* _Prompt_
Write out every line below again exactly as it stands, skipping each image.

* _Given records_
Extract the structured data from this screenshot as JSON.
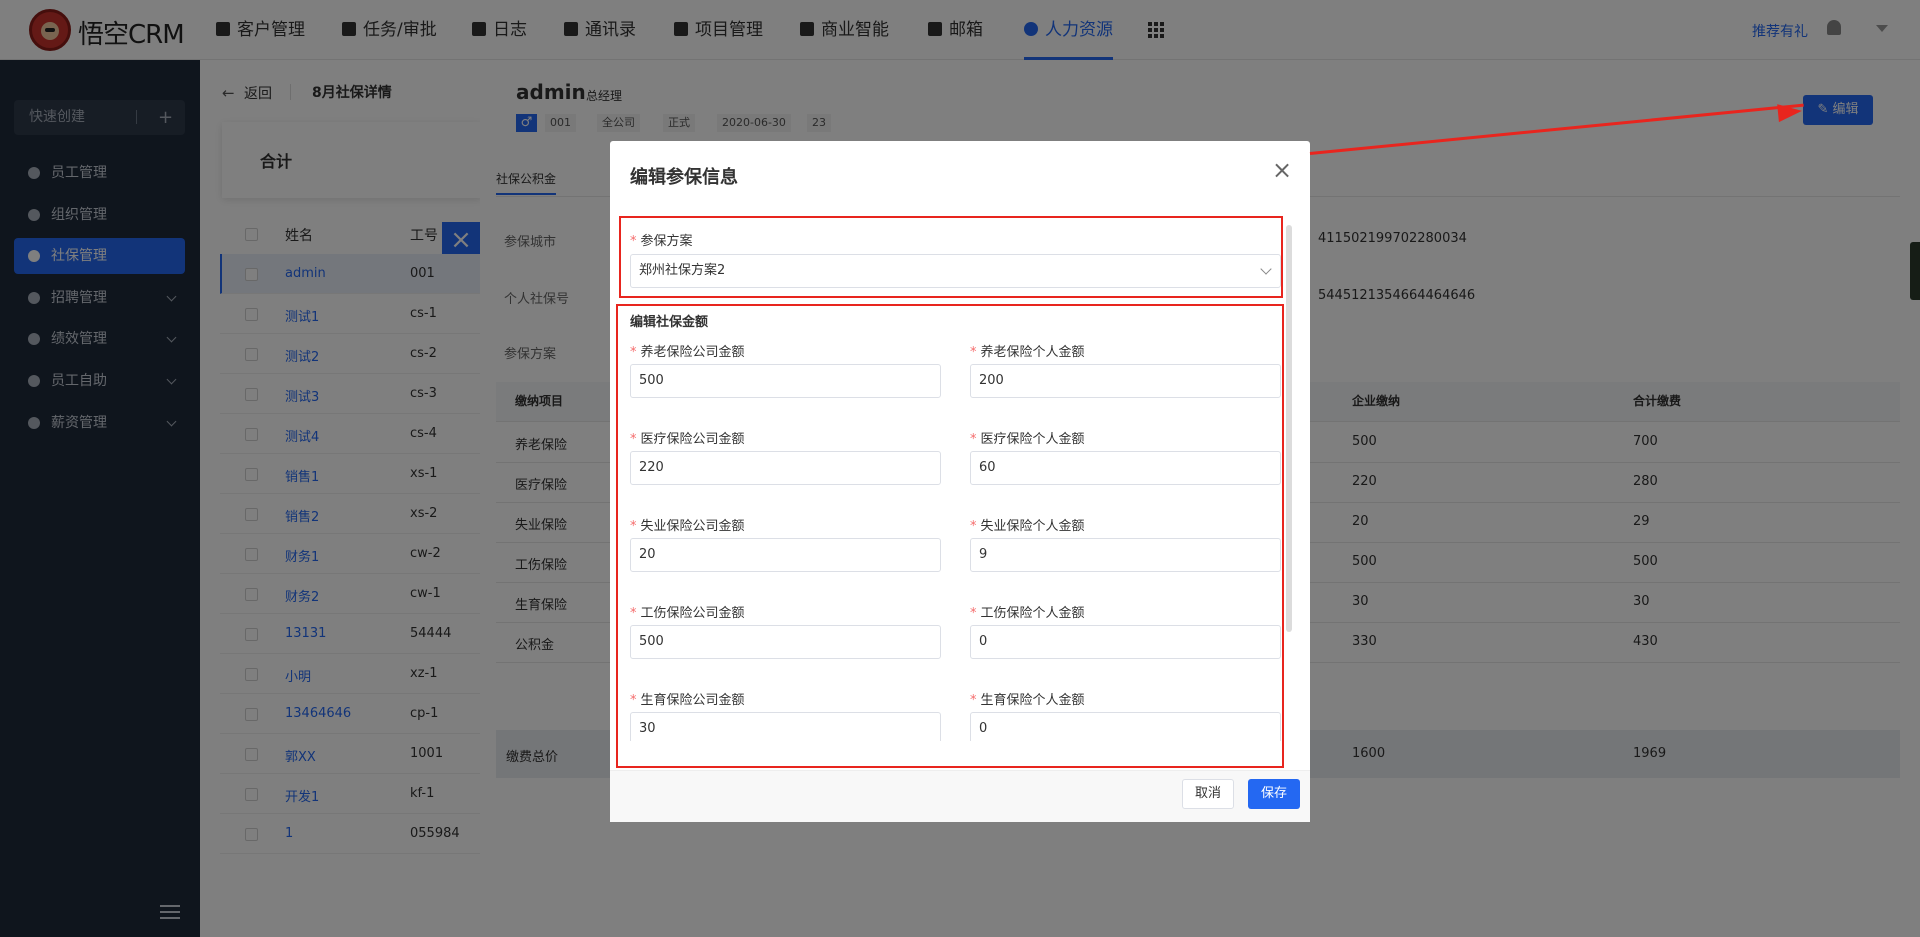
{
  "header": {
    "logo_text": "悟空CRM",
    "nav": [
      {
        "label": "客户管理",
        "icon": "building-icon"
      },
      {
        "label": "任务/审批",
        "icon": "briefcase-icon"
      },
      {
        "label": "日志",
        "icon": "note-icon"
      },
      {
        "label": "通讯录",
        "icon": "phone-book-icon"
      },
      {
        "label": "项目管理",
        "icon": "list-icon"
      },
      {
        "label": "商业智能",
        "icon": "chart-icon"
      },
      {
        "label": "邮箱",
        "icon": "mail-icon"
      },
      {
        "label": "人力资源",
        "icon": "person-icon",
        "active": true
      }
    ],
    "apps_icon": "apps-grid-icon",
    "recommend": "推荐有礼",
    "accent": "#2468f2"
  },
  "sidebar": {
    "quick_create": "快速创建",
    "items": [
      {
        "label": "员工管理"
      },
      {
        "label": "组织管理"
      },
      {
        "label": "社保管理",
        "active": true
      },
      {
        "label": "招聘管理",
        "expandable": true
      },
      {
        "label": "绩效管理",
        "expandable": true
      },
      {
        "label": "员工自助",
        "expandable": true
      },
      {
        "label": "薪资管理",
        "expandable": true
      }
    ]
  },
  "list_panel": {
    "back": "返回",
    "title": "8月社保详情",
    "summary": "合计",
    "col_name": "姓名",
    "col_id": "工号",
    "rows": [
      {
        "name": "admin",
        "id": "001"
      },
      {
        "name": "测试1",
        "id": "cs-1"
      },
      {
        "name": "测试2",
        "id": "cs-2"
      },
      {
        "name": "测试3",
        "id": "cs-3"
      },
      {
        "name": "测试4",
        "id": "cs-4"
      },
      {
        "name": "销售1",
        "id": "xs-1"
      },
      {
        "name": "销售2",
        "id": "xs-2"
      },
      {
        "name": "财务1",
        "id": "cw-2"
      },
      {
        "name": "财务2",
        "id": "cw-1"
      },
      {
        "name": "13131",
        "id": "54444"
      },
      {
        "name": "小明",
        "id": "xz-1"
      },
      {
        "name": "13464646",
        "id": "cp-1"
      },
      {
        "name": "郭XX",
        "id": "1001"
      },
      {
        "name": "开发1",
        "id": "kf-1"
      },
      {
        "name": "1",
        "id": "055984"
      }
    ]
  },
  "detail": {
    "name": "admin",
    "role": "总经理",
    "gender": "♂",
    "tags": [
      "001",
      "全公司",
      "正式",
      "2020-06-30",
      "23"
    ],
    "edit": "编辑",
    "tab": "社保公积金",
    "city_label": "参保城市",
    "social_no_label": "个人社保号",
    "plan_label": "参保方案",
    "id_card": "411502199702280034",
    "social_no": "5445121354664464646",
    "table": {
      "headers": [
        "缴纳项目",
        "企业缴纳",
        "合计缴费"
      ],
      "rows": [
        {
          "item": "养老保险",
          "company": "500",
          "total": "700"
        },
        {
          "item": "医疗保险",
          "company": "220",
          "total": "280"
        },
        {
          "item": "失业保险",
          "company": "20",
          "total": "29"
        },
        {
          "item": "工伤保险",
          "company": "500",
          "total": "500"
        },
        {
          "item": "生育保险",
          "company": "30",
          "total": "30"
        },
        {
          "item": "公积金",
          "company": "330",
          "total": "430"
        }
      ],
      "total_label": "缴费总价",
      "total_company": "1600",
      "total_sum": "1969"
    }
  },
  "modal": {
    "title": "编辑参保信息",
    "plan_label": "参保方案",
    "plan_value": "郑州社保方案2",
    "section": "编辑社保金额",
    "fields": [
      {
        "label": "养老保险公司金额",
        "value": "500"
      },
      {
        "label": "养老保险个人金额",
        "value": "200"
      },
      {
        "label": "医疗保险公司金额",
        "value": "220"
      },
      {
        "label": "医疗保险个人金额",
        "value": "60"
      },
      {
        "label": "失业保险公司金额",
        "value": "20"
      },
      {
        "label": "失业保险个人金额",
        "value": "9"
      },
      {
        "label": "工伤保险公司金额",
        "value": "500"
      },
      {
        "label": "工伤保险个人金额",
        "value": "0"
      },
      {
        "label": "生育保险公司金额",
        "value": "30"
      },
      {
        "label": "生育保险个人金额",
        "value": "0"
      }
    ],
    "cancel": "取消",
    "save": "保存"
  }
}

* _Completed exercise_
Extract the structured data from this screenshot as JSON.
{
  "header": {
    "logo_text": "悟空CRM",
    "nav": [
      {
        "label": "客户管理",
        "icon": "building-icon"
      },
      {
        "label": "任务/审批",
        "icon": "briefcase-icon"
      },
      {
        "label": "日志",
        "icon": "note-icon"
      },
      {
        "label": "通讯录",
        "icon": "phone-book-icon"
      },
      {
        "label": "项目管理",
        "icon": "list-icon"
      },
      {
        "label": "商业智能",
        "icon": "chart-icon"
      },
      {
        "label": "邮箱",
        "icon": "mail-icon"
      },
      {
        "label": "人力资源",
        "icon": "person-icon",
        "active": true
      }
    ],
    "apps_icon": "apps-grid-icon",
    "recommend": "推荐有礼",
    "accent": "#2468f2"
  },
  "sidebar": {
    "quick_create": "快速创建",
    "items": [
      {
        "label": "员工管理"
      },
      {
        "label": "组织管理"
      },
      {
        "label": "社保管理",
        "active": true
      },
      {
        "label": "招聘管理",
        "expandable": true
      },
      {
        "label": "绩效管理",
        "expandable": true
      },
      {
        "label": "员工自助",
        "expandable": true
      },
      {
        "label": "薪资管理",
        "expandable": true
      }
    ]
  },
  "list_panel": {
    "back": "返回",
    "title": "8月社保详情",
    "summary": "合计",
    "col_name": "姓名",
    "col_id": "工号",
    "rows": [
      {
        "name": "admin",
        "id": "001"
      },
      {
        "name": "测试1",
        "id": "cs-1"
      },
      {
        "name": "测试2",
        "id": "cs-2"
      },
      {
        "name": "测试3",
        "id": "cs-3"
      },
      {
        "name": "测试4",
        "id": "cs-4"
      },
      {
        "name": "销售1",
        "id": "xs-1"
      },
      {
        "name": "销售2",
        "id": "xs-2"
      },
      {
        "name": "财务1",
        "id": "cw-2"
      },
      {
        "name": "财务2",
        "id": "cw-1"
      },
      {
        "name": "13131",
        "id": "54444"
      },
      {
        "name": "小明",
        "id": "xz-1"
      },
      {
        "name": "13464646",
        "id": "cp-1"
      },
      {
        "name": "郭XX",
        "id": "1001"
      },
      {
        "name": "开发1",
        "id": "kf-1"
      },
      {
        "name": "1",
        "id": "055984"
      }
    ]
  },
  "detail": {
    "name": "admin",
    "role": "总经理",
    "gender": "♂",
    "tags": [
      "001",
      "全公司",
      "正式",
      "2020-06-30",
      "23"
    ],
    "edit": "编辑",
    "tab": "社保公积金",
    "city_label": "参保城市",
    "social_no_label": "个人社保号",
    "plan_label": "参保方案",
    "id_card": "411502199702280034",
    "social_no": "5445121354664464646",
    "table": {
      "headers": [
        "缴纳项目",
        "企业缴纳",
        "合计缴费"
      ],
      "rows": [
        {
          "item": "养老保险",
          "company": "500",
          "total": "700"
        },
        {
          "item": "医疗保险",
          "company": "220",
          "total": "280"
        },
        {
          "item": "失业保险",
          "company": "20",
          "total": "29"
        },
        {
          "item": "工伤保险",
          "company": "500",
          "total": "500"
        },
        {
          "item": "生育保险",
          "company": "30",
          "total": "30"
        },
        {
          "item": "公积金",
          "company": "330",
          "total": "430"
        }
      ],
      "total_label": "缴费总价",
      "total_company": "1600",
      "total_sum": "1969"
    }
  },
  "modal": {
    "title": "编辑参保信息",
    "plan_label": "参保方案",
    "plan_value": "郑州社保方案2",
    "section": "编辑社保金额",
    "fields": [
      {
        "label": "养老保险公司金额",
        "value": "500"
      },
      {
        "label": "养老保险个人金额",
        "value": "200"
      },
      {
        "label": "医疗保险公司金额",
        "value": "220"
      },
      {
        "label": "医疗保险个人金额",
        "value": "60"
      },
      {
        "label": "失业保险公司金额",
        "value": "20"
      },
      {
        "label": "失业保险个人金额",
        "value": "9"
      },
      {
        "label": "工伤保险公司金额",
        "value": "500"
      },
      {
        "label": "工伤保险个人金额",
        "value": "0"
      },
      {
        "label": "生育保险公司金额",
        "value": "30"
      },
      {
        "label": "生育保险个人金额",
        "value": "0"
      }
    ],
    "cancel": "取消",
    "save": "保存"
  }
}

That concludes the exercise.